The $26.5 million study is called RESPOND, or Research on Prostate Cancer in Men of African Ancestry: Defining the Roles of Genetics, Tumor Markers, and Social Stress. The study will examine aggressive prostate cancer in African-American men. (

USC’s Keck School of Medicine is leading a $26.5 million effort to conduct the first large-scale, multi-institutional study on Black men with prostate cancer to better understand why they are at higher risk for developing more aggressive forms of the disease and why they are more likely to die from it, the university announced today.

The RESPOND study, funded by grants from the National Cancer Institute, the National Institute on Minority Health and Health Disparities and the Prostate Cancer Foundation, will look at the role of social stressors and genetics in the development of prostate cancer in African-American men, according to a USC statement. Researchers hope to recruit 10,000 African- American men nationwide to participate in the study.

“Not only are African-American more likely to develop prostate cancer, but they are twice as likely to have an aggressive, more lethal form of the disease, and we don’t know why,” said the project’s principal investigator, Christopher Haiman, professor of preventive medicine at the Keck School. “It’s a health disparity that needs to be addressed. Considerable money, time and effort has gone into studies in men of European ancestry; it is time for a large-scale effort devoted to men of African ancestry.”

Chris Haiman, Principal Investigator on the study, ScD,., Professor of Prevenative Medicine at Keck School of Medicine (Courtesy Photo)

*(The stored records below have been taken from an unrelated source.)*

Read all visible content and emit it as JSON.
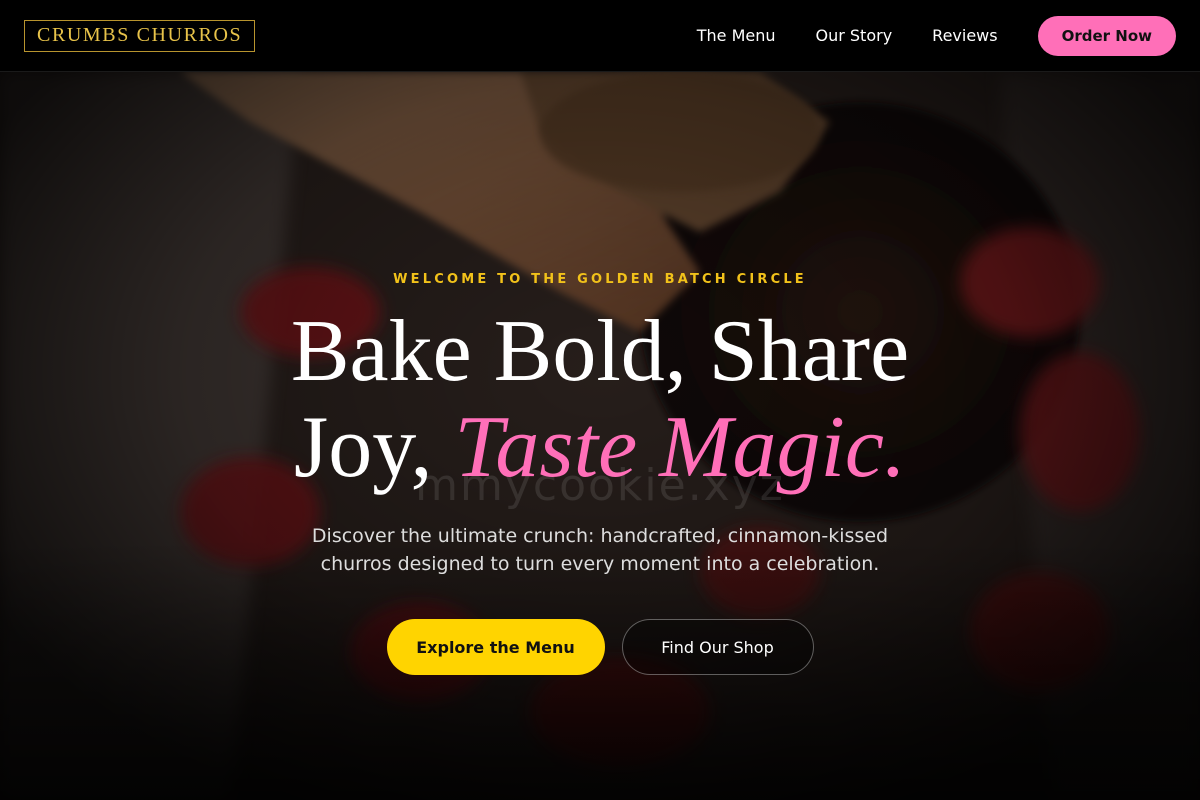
{
  "brand": {
    "name": "CRUMBS CHURROS"
  },
  "nav": {
    "links": [
      "The Menu",
      "Our Story",
      "Reviews"
    ],
    "cta": "Order Now"
  },
  "hero": {
    "eyebrow": "WELCOME TO THE GOLDEN BATCH CIRCLE",
    "headline_line1": "Bake Bold, Share",
    "headline_line2_plain": "Joy, ",
    "headline_line2_accent": "Taste Magic.",
    "watermark": "mmycookie.xyz",
    "subtext_line1": "Discover the ultimate crunch: handcrafted, cinnamon-kissed",
    "subtext_line2": "churros designed to turn every moment into a celebration.",
    "primary_cta": "Explore the Menu",
    "secondary_cta": "Find Our Shop",
    "background_image": "churro-with-chocolate-and-strawberries"
  },
  "colors": {
    "gold": "#e8c34a",
    "pink": "#ff6fb8",
    "yellow": "#ffd400",
    "eyebrow": "#f2c21a"
  }
}
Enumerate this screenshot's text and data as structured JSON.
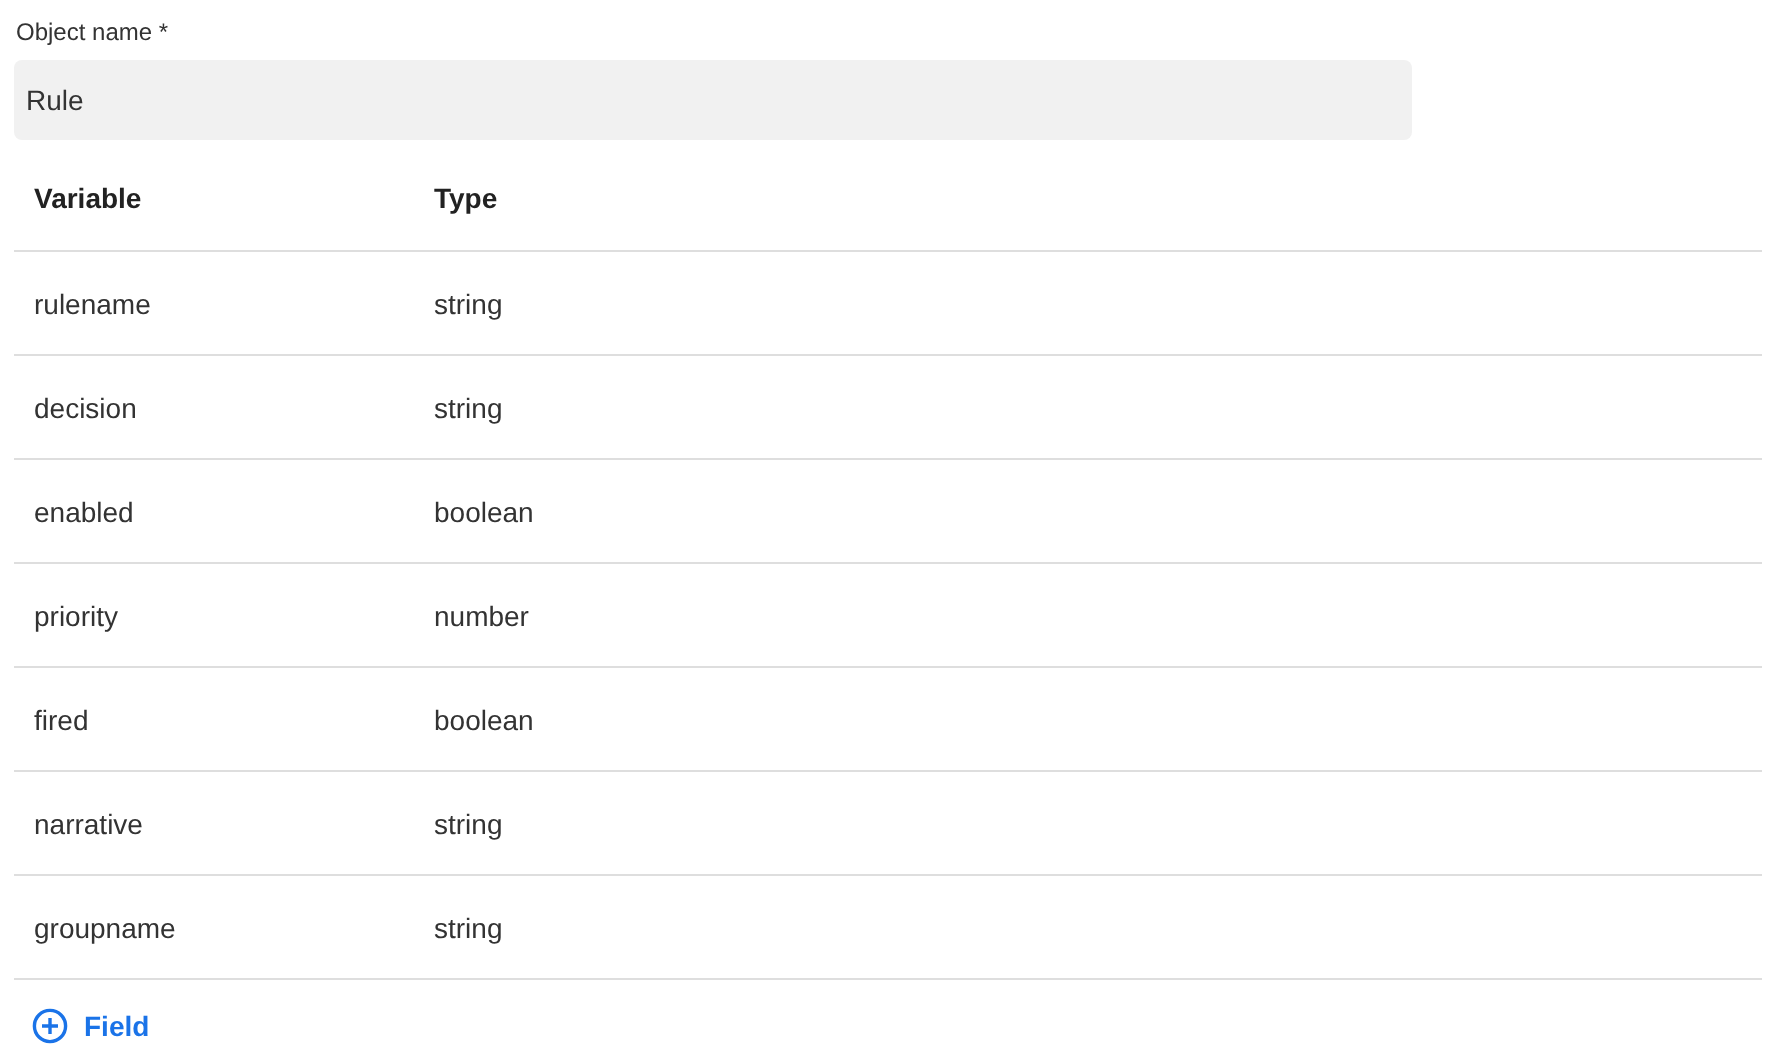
{
  "object_name": {
    "label": "Object name *",
    "value": "Rule"
  },
  "table": {
    "columns": [
      "Variable",
      "Type"
    ],
    "rows": [
      [
        "rulename",
        "string"
      ],
      [
        "decision",
        "string"
      ],
      [
        "enabled",
        "boolean"
      ],
      [
        "priority",
        "number"
      ],
      [
        "fired",
        "boolean"
      ],
      [
        "narrative",
        "string"
      ],
      [
        "groupname",
        "string"
      ]
    ]
  },
  "add_button": {
    "label": "Field"
  }
}
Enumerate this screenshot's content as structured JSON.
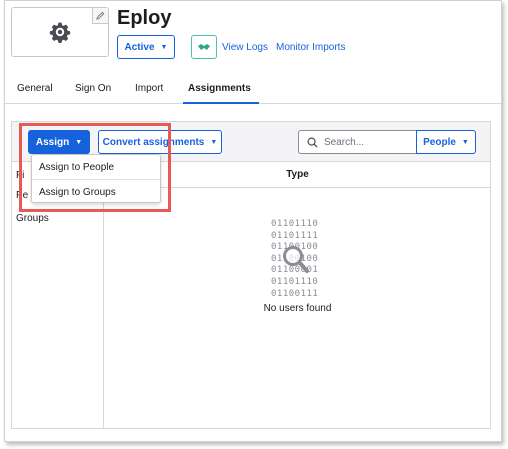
{
  "app": {
    "title": "Eploy",
    "status_label": "Active",
    "links": [
      "View Logs",
      "Monitor Imports"
    ]
  },
  "tabs": [
    {
      "label": "General",
      "active": false
    },
    {
      "label": "Sign On",
      "active": false
    },
    {
      "label": "Import",
      "active": false
    },
    {
      "label": "Assignments",
      "active": true
    }
  ],
  "toolbar": {
    "assign_label": "Assign",
    "convert_label": "Convert assignments",
    "search_placeholder": "Search...",
    "filter_label": "People"
  },
  "dropdown": {
    "items": [
      "Assign to People",
      "Assign to Groups"
    ]
  },
  "filters": {
    "partial_1": "Fi",
    "partial_2": "Pe",
    "groups": "Groups"
  },
  "table": {
    "column_type": "Type"
  },
  "empty_state": {
    "binary_lines": [
      "01101110",
      "01101111",
      "01100100",
      "01100100",
      "01100001",
      "01101110",
      "01100111"
    ],
    "message": "No users found"
  },
  "colors": {
    "accent": "#1662dd",
    "highlight": "#e55a54",
    "push_green": "#4cc4a8"
  },
  "icons": {
    "logo": "gear-icon",
    "edit": "pencil-icon",
    "push": "handshake-icon",
    "search": "search-icon",
    "empty": "magnifier-icon"
  }
}
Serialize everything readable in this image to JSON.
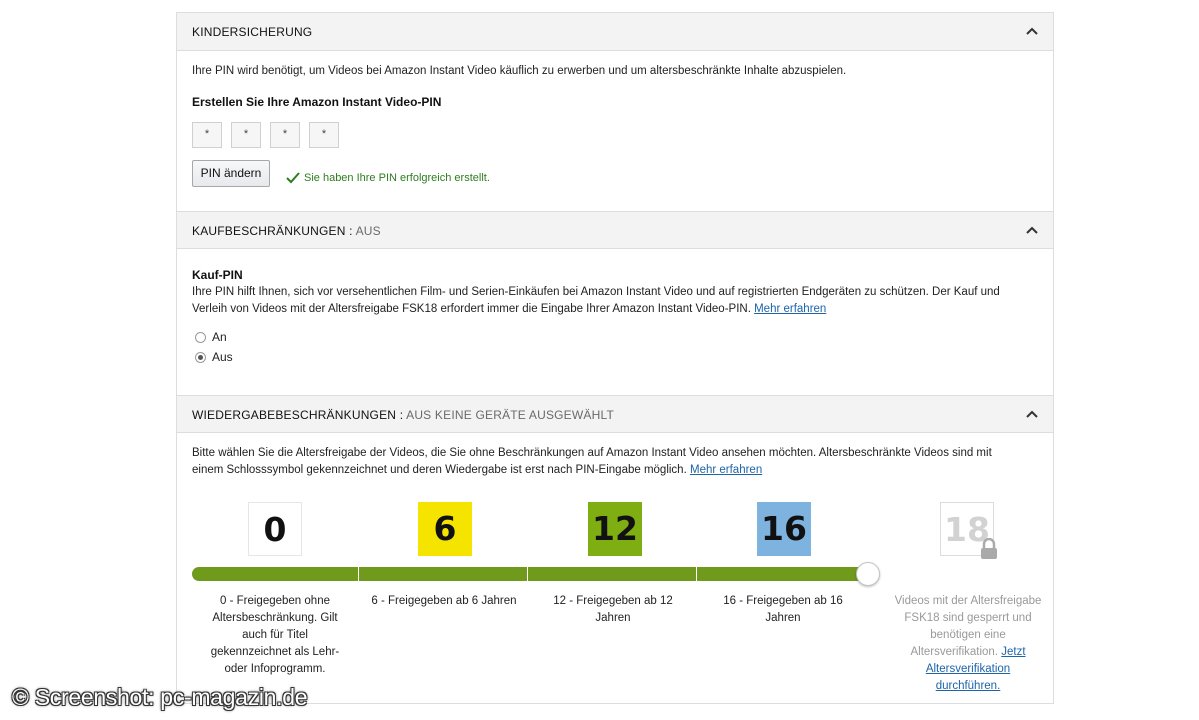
{
  "child_lock": {
    "title": "KINDERSICHERUNG",
    "description": "Ihre PIN wird benötigt, um Videos bei Amazon Instant Video käuflich zu erwerben und um altersbeschränkte Inhalte abzuspielen.",
    "pin_heading": "Erstellen Sie Ihre Amazon Instant Video-PIN",
    "pin_digits": [
      "*",
      "*",
      "*",
      "*"
    ],
    "change_pin_label": "PIN ändern",
    "success_message": "Sie haben Ihre PIN erfolgreich erstellt."
  },
  "purchase": {
    "title": "KAUFBESCHRÄNKUNGEN :",
    "status": "AUS",
    "subheading": "Kauf-PIN",
    "description_line1": "Ihre PIN hilft Ihnen, sich vor versehentlichen Film- und Serien-Einkäufen bei Amazon Instant Video und auf registrierten Endgeräten zu schützen. Der Kauf und",
    "description_line2": "Verleih von Videos mit der Altersfreigabe FSK18 erfordert immer die Eingabe Ihrer Amazon Instant Video-PIN.",
    "more_link": "Mehr erfahren",
    "options": [
      "An",
      "Aus"
    ],
    "selected": "Aus"
  },
  "playback": {
    "title": "WIEDERGABEBESCHRÄNKUNGEN :",
    "status": "AUS KEINE GERÄTE AUSGEWÄHLT",
    "description_line1": "Bitte wählen Sie die Altersfreigabe der Videos, die Sie ohne Beschränkungen auf Amazon Instant Video ansehen möchten. Altersbeschränkte Videos sind mit",
    "description_line2": "einem Schlosssymbol gekennzeichnet und deren Wiedergabe ist erst nach PIN-Eingabe möglich.",
    "more_link": "Mehr erfahren",
    "slider_value": "16",
    "levels": [
      {
        "rating": "0",
        "color": "#ffffff",
        "text": "0 - Freigegeben ohne Altersbeschränkung. Gilt auch für Titel gekennzeichnet als Lehr- oder Infoprogramm."
      },
      {
        "rating": "6",
        "color": "#f5e400",
        "text": "6 - Freigegeben ab 6 Jahren"
      },
      {
        "rating": "12",
        "color": "#7fae12",
        "text": "12 - Freigegeben ab 12 Jahren"
      },
      {
        "rating": "16",
        "color": "#7eb3df",
        "text": "16 - Freigegeben ab 16 Jahren"
      },
      {
        "rating": "18",
        "color": "#ffffff",
        "text": "Videos mit der Altersfreigabe FSK18 sind gesperrt und benötigen eine Altersverifikation.",
        "link": "Jetzt Altersverifikation durchführen."
      }
    ]
  },
  "colors": {
    "slider_track": "#6f9a1b",
    "link": "#1d64a8",
    "success": "#2e7d1e"
  },
  "watermark": "© Screenshot: pc-magazin.de"
}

The RESPOND study will focus on both biological and social factors that may influence the development of prostate cancer in this group. Social stressors such as discrimination, socioeconomic status, education, early life events and where men live will be assessed via an online survey. Studies have shown that stress affects health, but little is known about whether stress has an impact on the development of aggressive prostate cancer, Haiman said.